New data from the National Investment Center for Seniors Housing & Care found that SNF occupancy decreased 27 basis points from 75.2% in August to 75.1% in September following several months of modest growth. It was still, however, 355 basis points higher 

from the low of 71.5% reached in January 2021. 

“There is potential for additional challenges due to a lack of booster shot prioritization among skilled nursing properties, the arrival of the fall/winter season, spread of the new omicron variant, and persistent labor shortages,” Bill Kauffman, NIC senior principal, wrote Wednesday.

It remains unclear how many nursing homes have conducted booster shot clinics and how many residents have received additional doses.

The Centers for Medicare & Medicaid Services has been slow to make SNF information regarding boosters public. The agency told McKnight’s Long-Term Care News this week that data on COVID-19 booster administration to nursing home residents and staff will be available on in the “near future,” and the information is expected to appear on the Care Compare site within the next few months. 

As questions remain about vaccines’ ability to protect against new COVID variants and hospitals again delay non-emergent procedures, the skilled nursing industry continues to struggle to regain reputation and patients.

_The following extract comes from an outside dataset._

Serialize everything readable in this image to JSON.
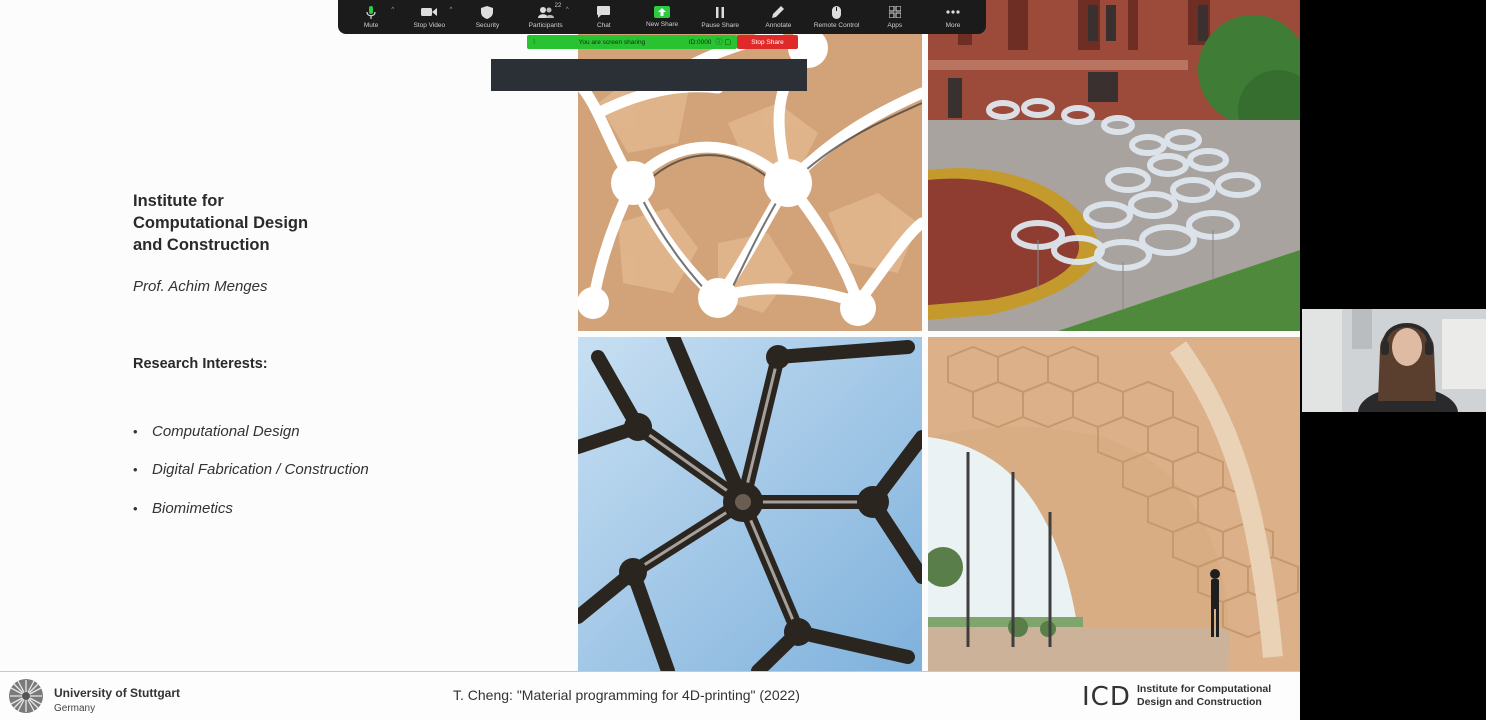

“In general, there remains cautious optimism about improving occupancy trends but there remain challenges including the rapid spread of the contagious COVID-19 delta variant in the summer and fall months as well as labor shortages, which have caused some properties to limit new patient admissions,” Kauffman noted.

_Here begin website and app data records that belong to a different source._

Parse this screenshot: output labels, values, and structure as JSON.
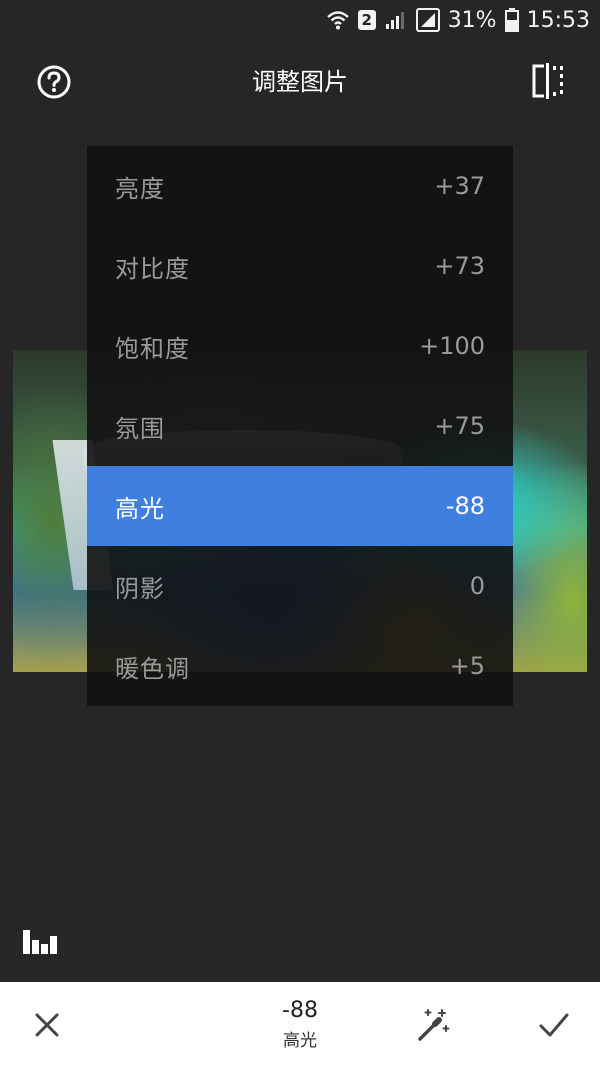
{
  "status_bar": {
    "sim_slot": "2",
    "battery": "31%",
    "time": "15:53",
    "icons": [
      "wifi-icon",
      "sim-2-badge",
      "signal-icon",
      "signal-icon-2",
      "battery-icon"
    ]
  },
  "header": {
    "title": "调整图片",
    "help_icon": "help-circle-icon",
    "compare_icon": "compare-icon"
  },
  "adjustments": [
    {
      "label": "亮度",
      "value": "+37",
      "selected": false
    },
    {
      "label": "对比度",
      "value": "+73",
      "selected": false
    },
    {
      "label": "饱和度",
      "value": "+100",
      "selected": false
    },
    {
      "label": "氛围",
      "value": "+75",
      "selected": false
    },
    {
      "label": "高光",
      "value": "-88",
      "selected": true
    },
    {
      "label": "阴影",
      "value": "0",
      "selected": false
    },
    {
      "label": "暖色调",
      "value": "+5",
      "selected": false
    }
  ],
  "bottom_bar": {
    "current_value": "-88",
    "current_label": "高光",
    "cancel_icon": "close-icon",
    "auto_icon": "magic-wand-icon",
    "apply_icon": "check-icon"
  },
  "colors": {
    "background": "#262626",
    "selected": "#3f7fe0",
    "bottom_bar": "#ffffff"
  }
}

The occupancy dip was reported as state officials across the United States take steps, like increasing the National Guard presence in some facilities, to help alleviate worries about the omicron variant. Early data from the White House found that omicron cases appear to have led to fewer hospitalizations but it’s more highly transmissible than the delta variant.